Go listen to the remarkable Bach's "Toccata and Fugue in D minor". Not just the famous opening 30 seconds or so, but the whole 9-10 minute thing. That all came from the goop, long before it was heard or played on an instrument, it was just a series of electric signals jumping from nerve to nerve. The piece is over 300 years old. The mind that created it has been dead for over 250 years. And humans will likely be listening to it long after my great-great-great-grandchildren are dust.
The soul is there. The heart is amazing, but for all our romantic beliefs about it, who we really are is floating around in the goop. It's where hate, love, and everything in between comes from.
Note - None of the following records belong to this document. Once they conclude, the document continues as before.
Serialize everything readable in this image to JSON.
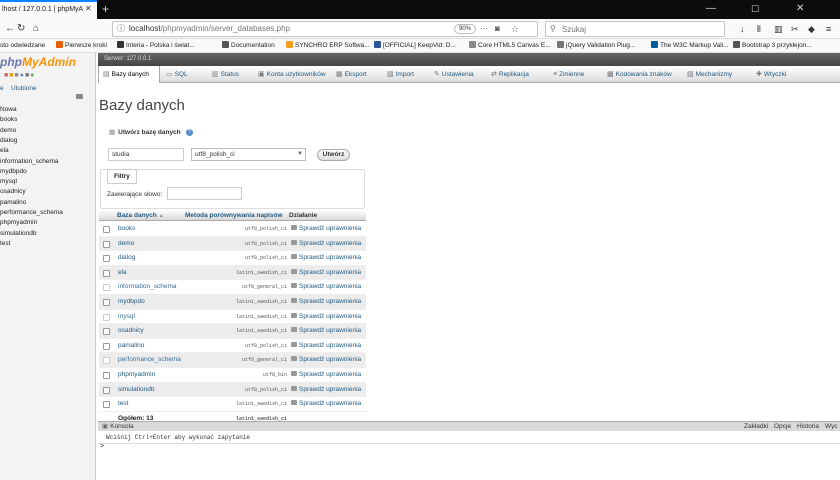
{
  "browser": {
    "tab_title": "lhost / 127.0.0.1 | phpMyA",
    "url_prefix": "localhost",
    "url_path": "/phpmyadmin/server_databases.php",
    "zoom": "90%",
    "search_placeholder": "Szukaj"
  },
  "bookmarks": [
    {
      "label": "sto odwiedzane",
      "color": "#e8e8e8"
    },
    {
      "label": "Pierwsze kroki",
      "color": "#e66000"
    },
    {
      "label": "Interia - Polska i świat...",
      "color": "#333333"
    },
    {
      "label": "Documentation",
      "color": "#555555"
    },
    {
      "label": "SYNCHRO ERP Softwa...",
      "color": "#f0a020"
    },
    {
      "label": "[OFFICIAL] KeepVid: D...",
      "color": "#2b5797"
    },
    {
      "label": "Core HTML5 Canvas E...",
      "color": "#888888"
    },
    {
      "label": "jQuery Validation Plug...",
      "color": "#777777"
    },
    {
      "label": "The W3C Markup Vali...",
      "color": "#005a9c"
    },
    {
      "label": "Bootstrap 3 przykłejon...",
      "color": "#555555"
    }
  ],
  "sidebar": {
    "logo_php": "php",
    "logo_myadmin": "MyAdmin",
    "recent": "e",
    "favorites": "Ulubione",
    "tree": [
      "Nowa",
      "books",
      "demo",
      "dialog",
      "ela",
      "information_schema",
      "mydbpdo",
      "mysql",
      "osadnicy",
      "pamalino",
      "performance_schema",
      "phpmyadmin",
      "simulationdb",
      "test"
    ]
  },
  "topbar": {
    "server": "Serwer: 127.0.0.1"
  },
  "menu": [
    {
      "label": "Bazy danych",
      "icon": "db-icon"
    },
    {
      "label": "SQL",
      "icon": "sql-icon"
    },
    {
      "label": "Status",
      "icon": "status-icon"
    },
    {
      "label": "Konta użytkowników",
      "icon": "users-icon"
    },
    {
      "label": "Eksport",
      "icon": "export-icon"
    },
    {
      "label": "Import",
      "icon": "import-icon"
    },
    {
      "label": "Ustawienia",
      "icon": "settings-icon"
    },
    {
      "label": "Replikacja",
      "icon": "replication-icon"
    },
    {
      "label": "Zmienne",
      "icon": "variables-icon"
    },
    {
      "label": "Kodowania znaków",
      "icon": "charset-icon"
    },
    {
      "label": "Mechanizmy",
      "icon": "engines-icon"
    },
    {
      "label": "Wtyczki",
      "icon": "plugins-icon"
    }
  ],
  "main": {
    "title": "Bazy danych",
    "create_label": "Utwórz bazę danych",
    "dbname_value": "studia",
    "collation_value": "utf8_polish_ci",
    "create_button": "Utwórz",
    "filters_title": "Filtry",
    "filter_label": "Zawierające słowo:",
    "filter_value": ""
  },
  "table": {
    "headers": {
      "name": "Baza danych",
      "sort": "▲",
      "collation": "Metoda porównywania napisów",
      "action": "Działanie"
    },
    "rows": [
      {
        "name": "books",
        "collation": "utf8_polish_ci",
        "action": "Sprawdź uprawnienia",
        "system": false
      },
      {
        "name": "demo",
        "collation": "utf8_polish_ci",
        "action": "Sprawdź uprawnienia",
        "system": false
      },
      {
        "name": "dialog",
        "collation": "utf8_polish_ci",
        "action": "Sprawdź uprawnienia",
        "system": false
      },
      {
        "name": "ela",
        "collation": "latin1_swedish_ci",
        "action": "Sprawdź uprawnienia",
        "system": false
      },
      {
        "name": "information_schema",
        "collation": "utf8_general_ci",
        "action": "Sprawdź uprawnienia",
        "system": true
      },
      {
        "name": "mydbpdo",
        "collation": "latin1_swedish_ci",
        "action": "Sprawdź uprawnienia",
        "system": false
      },
      {
        "name": "mysql",
        "collation": "latin1_swedish_ci",
        "action": "Sprawdź uprawnienia",
        "system": true
      },
      {
        "name": "osadnicy",
        "collation": "latin1_swedish_ci",
        "action": "Sprawdź uprawnienia",
        "system": false
      },
      {
        "name": "pamalino",
        "collation": "utf8_polish_ci",
        "action": "Sprawdź uprawnienia",
        "system": false
      },
      {
        "name": "performance_schema",
        "collation": "utf8_general_ci",
        "action": "Sprawdź uprawnienia",
        "system": true
      },
      {
        "name": "phpmyadmin",
        "collation": "utf8_bin",
        "action": "Sprawdź uprawnienia",
        "system": false
      },
      {
        "name": "simulationdb",
        "collation": "utf8_polish_ci",
        "action": "Sprawdź uprawnienia",
        "system": false
      },
      {
        "name": "test",
        "collation": "latin1_swedish_ci",
        "action": "Sprawdź uprawnienia",
        "system": false
      }
    ],
    "total_label": "Ogółem: 13",
    "total_collation": "latin1_swedish_ci"
  },
  "console": {
    "title": "Konsola",
    "options": [
      "Zakładki",
      "Opcje",
      "Historia",
      "Wyc"
    ],
    "hint": "Wciśnij Ctrl+Enter aby wykonać zapytanie",
    "prompt": ">"
  }
}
It's capable of terrible evil, such as the Holocaust, and remarkable good. Look at the outpouring of altruism that follows disasters. I love my dogs, but if something bad happens to a dog on the next street, they're not going to care. Yet the goop wants to help people who we've never met and have no direct impact on our own lives
My regular readers know I'm interested in maritime history. Why? I have no idea. It's just been a subject I've loved as long as I can remember. I've never been in the navy. The family military history consists of grandparents who served in the army, but never were sent overseas. I can only assume there is some particular molecular structure in my goop that makes me interested in it. Or that made me want to treat other people's goop for a living.
Twin and biological studies have shown that most of who we are is how we came here. Yes, life experiences and background count for something, but the goop is most of it. People with conservative beliefs raise kids who turn out to be liberals, and vice versa, no matter how hard they may try to pass on their beliefs.
Coke vs. Pepsi. Dogs vs. Cats. Mac vs. Windows. I suspect whatever makes us fall on one side or the other of these great philosophical issues is 95% or more in the goop, and we just come that way.
Everything you are, have been, and will be. Have desired, dreamed of, and done. Have felt. It all comes from a few pounds of goop.
And this fascinates me. Because, let's face it, we're just another part of the planet. A collection of complex molecules, electrical impulses, and chemical reactions. That's all people. Anatomically, all humans are pretty much the same. And we're not that different from other mammals. The difference in our genetic sequence vs. that of a mouse ain't much.
And yet that small amount of difference has led to amazing results. The ability to think beyond our own biological needs and to see the world around us for the beauty it contains. To watch a sunset and be in awe, even though we understand the science behind it. And to look up at the night sky, and wonder.
And that never bores me.
Monday, March 31, 2014
Ms. Urgent: "I need to see your doctor right away! My doctor told me to call you guys!"
Mary: "Well, he's out of town this week, but next week we can see you on..."
Ms. Urgent: "Well, how far away is he? I mean, like where he could drive back tomorrow to work me in?"
Mary: "No, he's gone until next week. Now..."
Ms. Urgent: "But I need to see him! Doesn't he have a partner or something?"
Mary: "No, we're a solo practice."
Ms. Urgent: "What about you? Can I see you? You work there."
Mary: "I'm a secretary, ma'am."
Ms. Urgent: "But still, you must have learned enough just from working there!"
Mary: "No. Anyway, next week we have..."
Ms. Urgent: "I could be dead by next week! And don't tell me to go to ER, either! I'm tired of going to ER's. Why isn't the doctor there, anyway?"
Mary: "He took his kids to go visit family. Now, we can..."
Ms. Urgent: "You mean he goes on vacations? What the hell? Doctors shouldn't be allowed to do that! They trade that in to care for people!"